Instead of having an outside print shop do your posters, banners or fine art giclee prints do them in-house with a wide format ink jet printer such as Roland HiFi, Colorspan, Mimaki, Iris or the more economical Hewlett-Packard. If your image has a strong pattern to hide the dot structure you can also use an Encad to produce signs and posters. Museums, art galleries, can create unique fine art giclee prints, posters and banners as can any business that needs advertisements or point of purchase signs. But what large format printers can do the best job? What is a fine art giclee printer?
With a printing press you had to print 500 or a thousand or more posters as minimum print run. But what if you only need a dozen fine art prints, posters or just one banner?
Now, with digital technology, you can print as many, or as few, posters and banners as you need.
Lettering can be changed from one poster to another. You can make individual lettering for each particular situation.
We started off in 1997 with an EFI Fiery RIP with the Encad Nova Jet Pro. If the original image was itself grainy, such as rough stone, you did not notice the sandy pattern of the dot pattern of the Lexmark printheads.
Here are rollouts of two Late Classic vases from Tiquisate, Museo Popol Vuh, Guatemala (www.maya-archaeology.org) done with an early generation Encad (only 300 dpi at that time).
Now the newer Hewlett-Packard DesignJet series of printers produce slightly better quality photographic images than Encad so we have switched to using HP DesignJet wide format printers. We are now reprinting all our images on these newer HP printers (we have the 2800 CP, HP 1055), two HP 5000, and HP 500ps and HP 800ps, along with several Epson printers and two ColorSpan printers, most provided courtesy of their respective manufacturers. We thank Encad for getting all this started, since they sent the first wide format inkjet printer we ever had, back in 1997. Visit our page on the NovaJet 1000i.
That's Nicholas and Andrea in the FLAAR office (you can tell from all the books this is a research institution). These are the results from the Encad printer, which was great for its day (1997). Now we are spoiled by the improved image quality of the Hewlett-Packard DesignJet printers for ease of use, Epson printers for impressive image quality, and ColorSpan for color depth and color brilliance that really pops. After all, this is the year 2003 now, and what was okay in 1997 is practically archaic today.

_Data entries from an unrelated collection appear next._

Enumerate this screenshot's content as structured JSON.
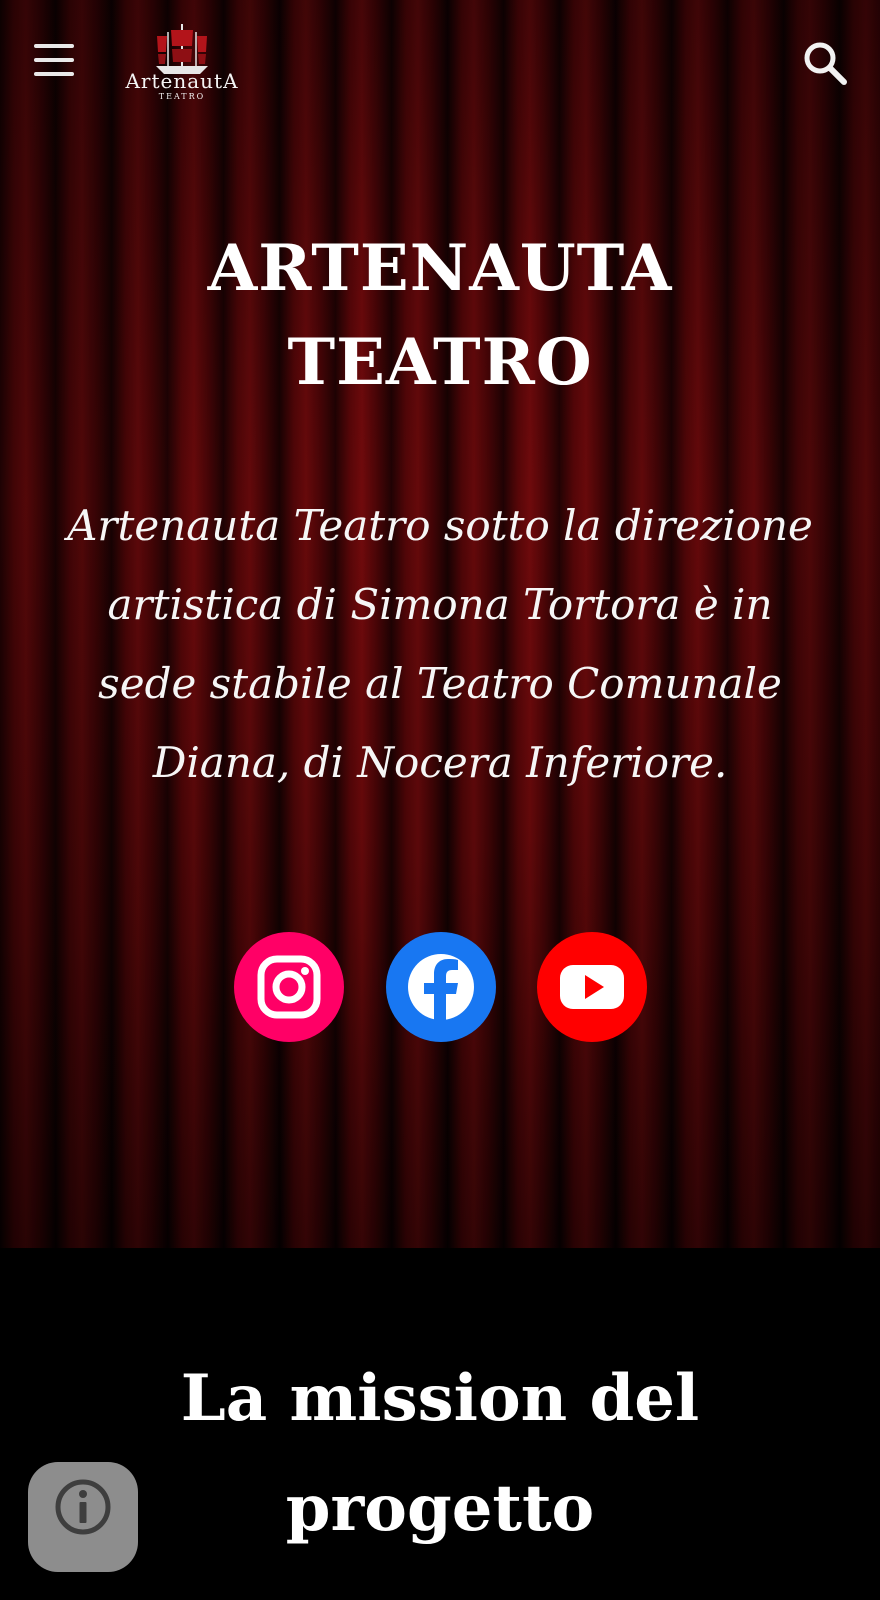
{
  "header": {
    "logo_name": "ArtenautA",
    "logo_sub": "TEATRO",
    "menu_icon": "hamburger-menu-icon",
    "search_icon": "search-icon"
  },
  "hero": {
    "title": "ARTENAUTA TEATRO",
    "description": "Artenauta Teatro sotto la direzione artistica di Simona Tortora è in sede stabile al Teatro Comunale Diana, di Nocera Inferiore."
  },
  "socials": [
    {
      "network": "instagram-icon",
      "color": "#ff0066"
    },
    {
      "network": "facebook-icon",
      "color": "#1877f2"
    },
    {
      "network": "youtube-icon",
      "color": "#ff0000"
    }
  ],
  "mission": {
    "title": "La mission del progetto"
  },
  "colors": {
    "curtain": "#5a0709",
    "background": "#000000",
    "info_button": "#8d8d8d"
  }
}
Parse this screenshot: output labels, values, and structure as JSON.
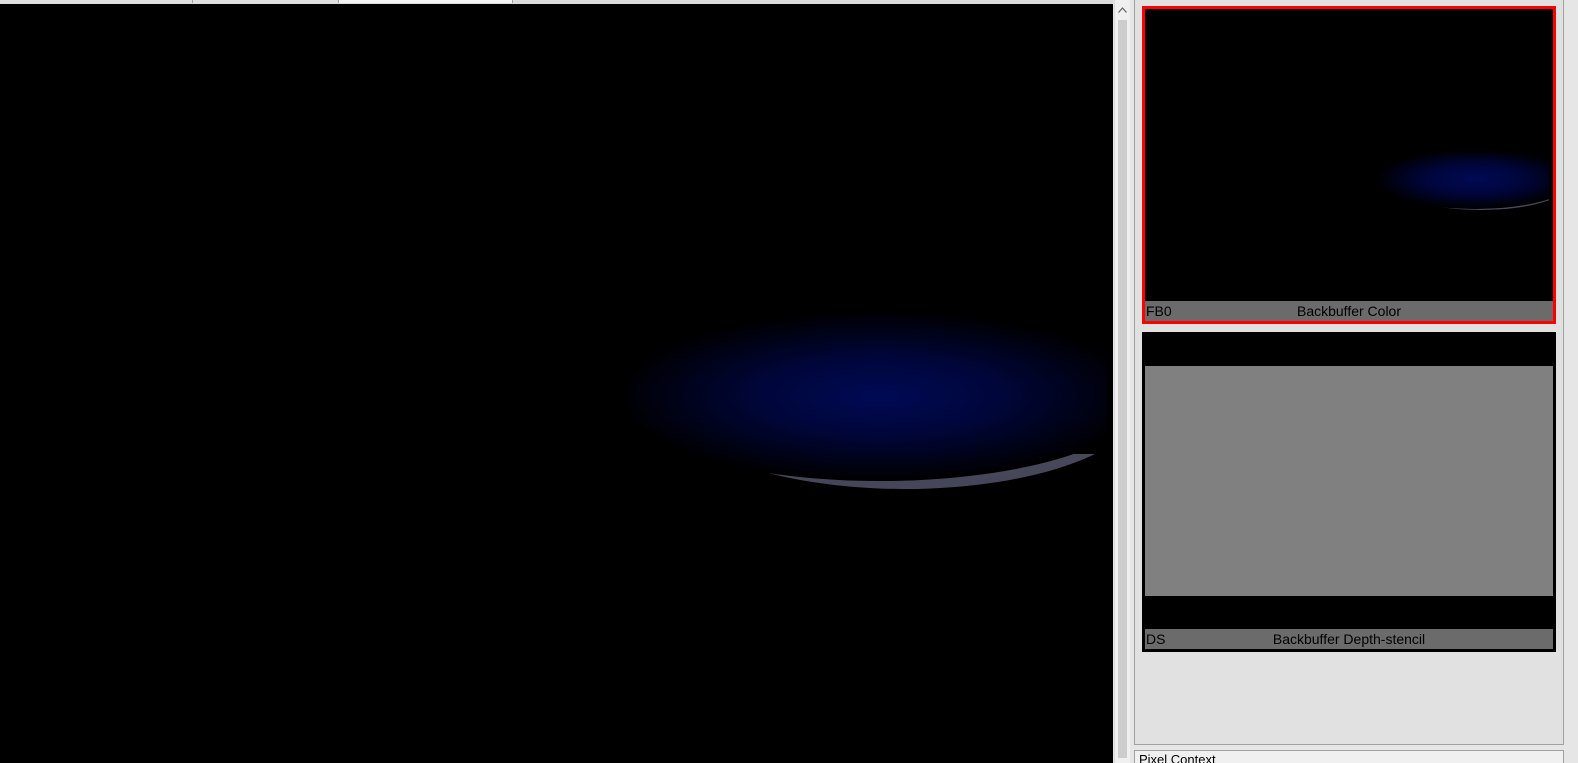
{
  "tabs": [
    {
      "label": ""
    },
    {
      "label": ""
    },
    {
      "label": ""
    }
  ],
  "viewport": {
    "background": "#000000",
    "object_color": "#000a55",
    "object_rim_color": "#4a4a5a"
  },
  "scrollbar": {
    "arrow_icon": "chevron-up-icon"
  },
  "thumbnails": [
    {
      "slot": "FB0",
      "name": "Backbuffer Color",
      "selected": true,
      "border_color": "#ff0000"
    },
    {
      "slot": "DS",
      "name": "Backbuffer Depth-stencil",
      "selected": false,
      "fill_color": "#808080"
    }
  ],
  "bottom_panel": {
    "title": "Pixel Context"
  }
}
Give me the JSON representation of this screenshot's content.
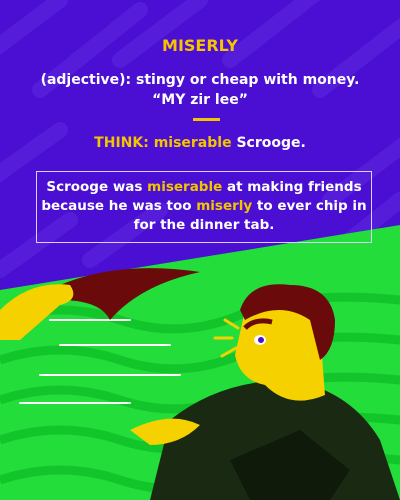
{
  "word": "MISERLY",
  "definition": "(adjective): stingy or cheap with money.",
  "pronunciation": "“MY zir lee”",
  "think": {
    "prefix": "THINK:",
    "highlight": "miserable",
    "suffix": "Scrooge."
  },
  "example": {
    "part1": "Scrooge was ",
    "hl1": "miserable",
    "part2": " at making friends because he was too ",
    "hl2": "miserly",
    "part3": " to ever chip in for the dinner tab."
  },
  "colors": {
    "background": "#4a0fd2",
    "accent": "#f5c400",
    "grass": "#22dd3a"
  }
}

Of course Encad too has improved their printers gradually over the ensuing years. But the fine art giclee market has its own traditions (put bluntly, museum curators and art patrons live in their own artificial world; sorry, I know, my PhD is in art history from a European university after an undergraduate degree from Harvard with my college years spent mostly in museums on campus and several stints at Yale University's Dept of History of Art thereafter).
The pigmented inks of an Encad will last longer than anything produced by an Iris... but collectors still prefer an Iris print for fine art giclee.
I can easily produce fine art giclee quality from even the oldest grainy dotty vintage '96 Encad printer. Indeed our museum has these Encad prints proudly on the wall. And the same museum turned down a print from a piezo printer because (at its lowest dpi) it's output was unacceptable. With a $97,000 Cruse digital camera I can produce fine art giclee prints with any Encad. But the world of curators and collectors still want an Iris print (now it would be from an Ixia printer since even Scitex dropped the Iris printer due to its legendary mechanical defects). In that sense an Encad actually could do things an Iris failed to, namely produce prints without defects. Usually you had to throw away most of the prints from an Iris due to all the defects. I hardly ever had to throw away any of my Encad prints.
What photo paper do we select for either our Encad or HP printers? The media (photo semi-gloss) is from Rexam Image Products, rexamimageproducts.com. We also use media from IJ Technologies and other companies.
Questions about RIP software to run your printer? Check out the descriptions of RIPs on this web site and on www.FineArtGicleePrinters.org. Our survey of RIPs documents that PosterJet is one of the fastest and easiest to use. We also hear nice things about the Wasatch RIP.
If your business requires color management then BESTColor RIP is a good choice if you do proofing with your wide format printer.
What printers are capable of doing fine art prints? The ultimate fine art giclee printer is the Iris but by the end of this year you will be able to get outstanding quality from other printers for a fraction of the cost of the $75,000 Iris.
Most recently updated June 1, 2002.